A recent article in Georgia Today entitled “India through the eyes of Georgian children” described an exhibition, which was hosted by Bharatma, a Georgian-Indian cultural organization established 20 years ago, in which young Georgian public school students displayed artwork portraying their visions of Indian culture. This organization receives funding from the Indian Embassy to Armenia and Georgia (located in Yerevan) and seeks to foster mutual Georgian-Indian understanding. The exhibition sparks further interest in Georgians' perceptions not only of distant, far-away India, but also on the growing minority of Indians in Tbilisi.
The website for the Indian Embassy to Armenia and Georgia draws historical links between Georgia and India in a cursory summary of India-Georgia bilateral relations. This overview alludes to ties in literature and trade, as well as centuries-old connections dating back to the Mughal era during which Georgians were believed not only to have occupied rather high positions in the Courts but also to have married into the Mughal imperial family.
Currently, a number of Indians reside in Tbilisi as students at Tbilisi State Medical University as well as professionals working for Indian companies with office locations in Georgia. Although, there seem to be both historical and current close ties between Georgians and Indians, it would be interesting to explore specific attitudes of Georgians towards Indians. The recent 2010 Caucasus Barometer included two questions that provide some fascinating insights on Georgians’ approval on doing business with Indians and on Georgian women marrying Indians.

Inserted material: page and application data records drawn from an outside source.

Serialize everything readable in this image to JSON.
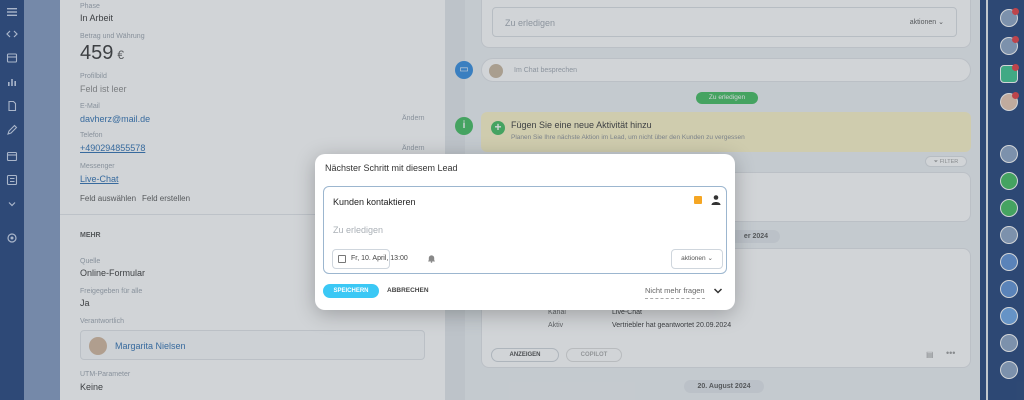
{
  "left_panel": {
    "phase_label": "Phase",
    "phase_value": "In Arbeit",
    "amount_label": "Betrag und Währung",
    "amount_value": "459",
    "currency": "€",
    "profile_label": "Profilbild",
    "profile_value": "Feld ist leer",
    "email_label": "E-Mail",
    "email_value": "davherz@mail.de",
    "email_change": "Ändern",
    "phone_label": "Telefon",
    "phone_value": "+490294855578",
    "phone_change": "Ändern",
    "messenger_label": "Messenger",
    "messenger_value": "Live-Chat",
    "select_field": "Feld auswählen",
    "create_field": "Feld erstellen",
    "more_header": "MEHR",
    "source_label": "Quelle",
    "source_value": "Online-Formular",
    "shared_label": "Freigegeben für alle",
    "shared_value": "Ja",
    "responsible_label": "Verantwortlich",
    "responsible_name": "Margarita Nielsen",
    "utm_label": "UTM-Parameter",
    "utm_value": "Keine"
  },
  "right_panel": {
    "todo_placeholder": "Zu erledigen",
    "todo_actions": "aktionen",
    "chat_placeholder": "Im Chat besprechen",
    "todo_badge": "Zu erledigen",
    "new_activity_title": "Fügen Sie eine neue Aktivität hinzu",
    "new_activity_sub": "Planen Sie Ihre nächste Aktion im Lead, um nicht über den Kunden zu vergessen",
    "filter_label": "FILTER",
    "date_partial": "er 2024",
    "channel_label": "Kanal",
    "channel_value": "Live-Chat",
    "active_label": "Aktiv",
    "active_value": "Vertriebler hat geantwortet 20.09.2024",
    "show_button": "ANZEIGEN",
    "copilot_button": "COPILOT",
    "date_pill": "20. August 2024"
  },
  "modal": {
    "title": "Nächster Schritt mit diesem Lead",
    "task_title": "Kunden kontaktieren",
    "desc_placeholder": "Zu erledigen",
    "deadline": "Fr, 10. April, 13:00",
    "actions_label": "aktionen",
    "save_label": "SPEICHERN",
    "cancel_label": "ABBRECHEN",
    "dont_ask_label": "Nicht mehr fragen"
  },
  "colors": {
    "nav_bg": "#1e3f7a",
    "save_blue": "#3bc8f5",
    "green": "#3dbb5c",
    "yellow_card": "#fdf4c7",
    "link": "#2a6db0",
    "notification": "#e4383d"
  }
}
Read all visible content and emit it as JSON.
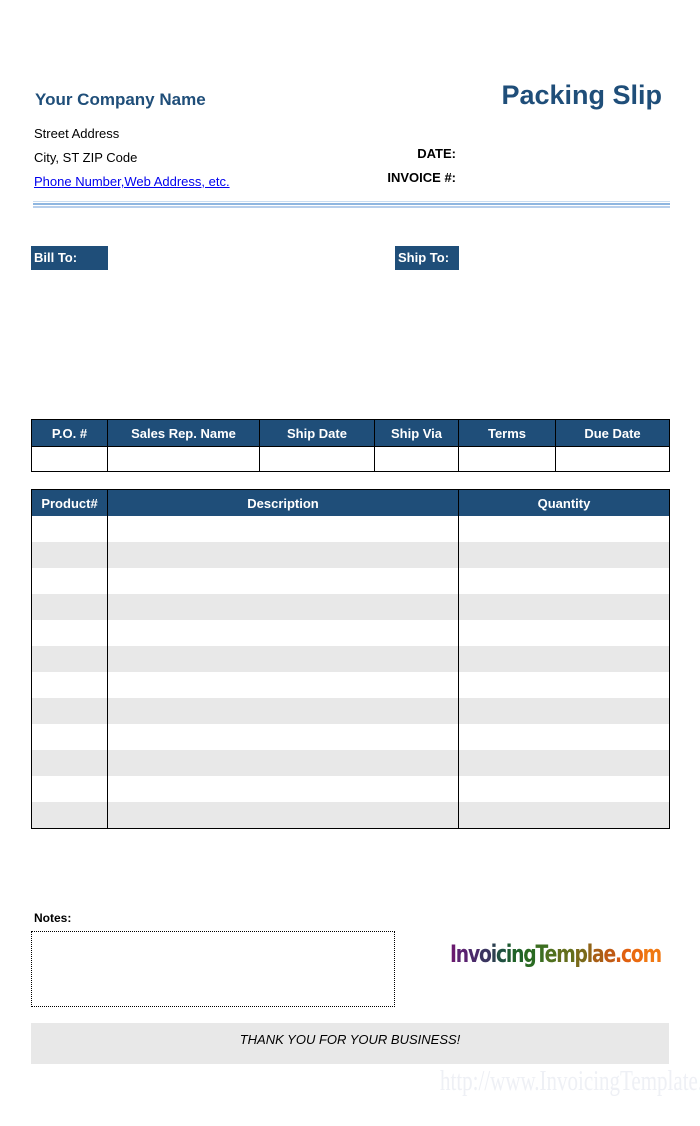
{
  "header": {
    "company_name": "Your Company Name",
    "doc_title": "Packing Slip",
    "street": "Street Address",
    "city_line": "City, ST  ZIP Code",
    "contact_link": "Phone Number,Web Address, etc.",
    "date_label": "DATE:",
    "date_value": "",
    "invoice_label": "INVOICE #:",
    "invoice_value": ""
  },
  "addresses": {
    "bill_to_label": "Bill To:",
    "ship_to_label": "Ship To:"
  },
  "order_meta": {
    "columns": [
      "P.O. #",
      "Sales Rep. Name",
      "Ship Date",
      "Ship Via",
      "Terms",
      "Due Date"
    ],
    "values": [
      "",
      "",
      "",
      "",
      "",
      ""
    ]
  },
  "items": {
    "columns": [
      "Product#",
      "Description",
      "Quantity"
    ],
    "rows": [
      [
        "",
        "",
        ""
      ],
      [
        "",
        "",
        ""
      ],
      [
        "",
        "",
        ""
      ],
      [
        "",
        "",
        ""
      ],
      [
        "",
        "",
        ""
      ],
      [
        "",
        "",
        ""
      ],
      [
        "",
        "",
        ""
      ],
      [
        "",
        "",
        ""
      ],
      [
        "",
        "",
        ""
      ],
      [
        "",
        "",
        ""
      ],
      [
        "",
        "",
        ""
      ],
      [
        "",
        "",
        ""
      ]
    ]
  },
  "notes": {
    "label": "Notes:",
    "value": ""
  },
  "logo": {
    "text": "InvoicingTemplae.com"
  },
  "footer": {
    "thanks": "THANK YOU FOR YOUR BUSINESS!",
    "watermark": "http://www.InvoicingTemplate.com"
  },
  "colors": {
    "accent": "#1f4e79",
    "stripe": "#e8e8e8",
    "link": "#0000ee"
  }
}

This first figure reveals some interesting findings, particularly that Georgians approve doing business with Ukrainians more than with other groups selected for comparison. While Georgians’ approval of doing business with Indians (60%) does not fare particularly well, it is also, rather strikingly, comparatively not that bad, with just 4% lower than Armenians. Perhaps these figures could reflect some historical ties or a familiarity with Indian culture through exposure to Bollywood films. That the approval percentage is not even higher for Indians could feasibly be a function of a variety of factors, including xenophobia and the fear of foreigners taking Georgians’ jobs.
The figure below presents a much more differentiated, stark picture. In this case, it is evident that a relatively low percentage of Georgians approve of Georgian women marrying Indians. However, data shows that Turks do not garner more approval, nor do the Chinese, who receive even less approval. There are many forces that could conceivably be at play here. For example, religion could be a major factor influencing approval rates, as could a common Soviet history. Geography could also be a viable explanation, as Georgians outside of Tbilisi or urban settlements might not have any interaction with local Indian and Chinese populations. This could potentially render them more foreign to Georgians. Then again, increased interaction might not necessarily be associated with higher approval ratings on doing business or Georgian women marrying Indians.
Understanding any effects of a burgeoning Indian community on Georgians’ approval for doing business or Georgian women marrying Indians would necessitate some kind of analysis over time. Without such, it is difficult to make any firm conclusions. However, upon first glance, this data shows some interesting overall, general attitudes. What could be some other speculations based on this data? We welcome your thoughts!